● Problem statement:
Whenever a line in the records below holds the string "Telefon", copy it out.
___ Information given ___
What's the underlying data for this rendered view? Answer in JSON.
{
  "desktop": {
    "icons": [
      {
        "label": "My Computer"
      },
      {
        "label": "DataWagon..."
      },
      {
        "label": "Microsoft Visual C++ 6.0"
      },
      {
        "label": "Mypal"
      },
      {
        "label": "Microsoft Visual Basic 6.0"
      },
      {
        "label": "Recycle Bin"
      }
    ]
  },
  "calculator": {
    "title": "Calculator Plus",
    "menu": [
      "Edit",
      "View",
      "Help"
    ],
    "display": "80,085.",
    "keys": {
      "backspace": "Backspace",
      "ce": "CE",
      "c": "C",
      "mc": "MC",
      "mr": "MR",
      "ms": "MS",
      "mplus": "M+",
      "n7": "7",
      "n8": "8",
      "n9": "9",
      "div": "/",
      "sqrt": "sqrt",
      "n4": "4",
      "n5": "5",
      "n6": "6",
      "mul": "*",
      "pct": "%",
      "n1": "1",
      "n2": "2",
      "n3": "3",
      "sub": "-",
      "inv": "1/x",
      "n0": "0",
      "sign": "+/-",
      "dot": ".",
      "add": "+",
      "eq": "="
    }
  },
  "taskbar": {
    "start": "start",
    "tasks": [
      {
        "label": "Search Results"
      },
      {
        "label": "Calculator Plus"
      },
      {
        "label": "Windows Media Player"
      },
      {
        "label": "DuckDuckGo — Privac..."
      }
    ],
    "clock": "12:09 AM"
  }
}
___
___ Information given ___
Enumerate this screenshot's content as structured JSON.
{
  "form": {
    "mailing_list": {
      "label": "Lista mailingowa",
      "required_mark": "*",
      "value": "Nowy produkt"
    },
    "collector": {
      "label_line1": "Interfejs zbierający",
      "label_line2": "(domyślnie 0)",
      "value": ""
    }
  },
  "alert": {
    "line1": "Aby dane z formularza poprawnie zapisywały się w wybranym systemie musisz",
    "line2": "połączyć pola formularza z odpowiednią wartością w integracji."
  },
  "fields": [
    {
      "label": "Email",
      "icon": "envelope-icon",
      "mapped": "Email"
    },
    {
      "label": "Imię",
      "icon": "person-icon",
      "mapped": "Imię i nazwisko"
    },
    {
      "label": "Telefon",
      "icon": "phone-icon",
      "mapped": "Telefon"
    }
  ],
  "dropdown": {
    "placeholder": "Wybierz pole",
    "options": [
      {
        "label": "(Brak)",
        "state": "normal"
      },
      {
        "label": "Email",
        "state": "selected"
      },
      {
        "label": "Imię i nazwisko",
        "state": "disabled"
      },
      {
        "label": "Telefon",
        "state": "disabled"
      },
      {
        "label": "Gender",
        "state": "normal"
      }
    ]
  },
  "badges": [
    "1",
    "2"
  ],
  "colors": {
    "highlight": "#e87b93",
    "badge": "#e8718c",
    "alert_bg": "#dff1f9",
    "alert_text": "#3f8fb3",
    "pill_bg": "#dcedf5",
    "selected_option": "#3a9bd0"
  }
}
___
● Written response:
      "label": "Telefon",
      "mapped": "Telefon"
        "label": "Telefon",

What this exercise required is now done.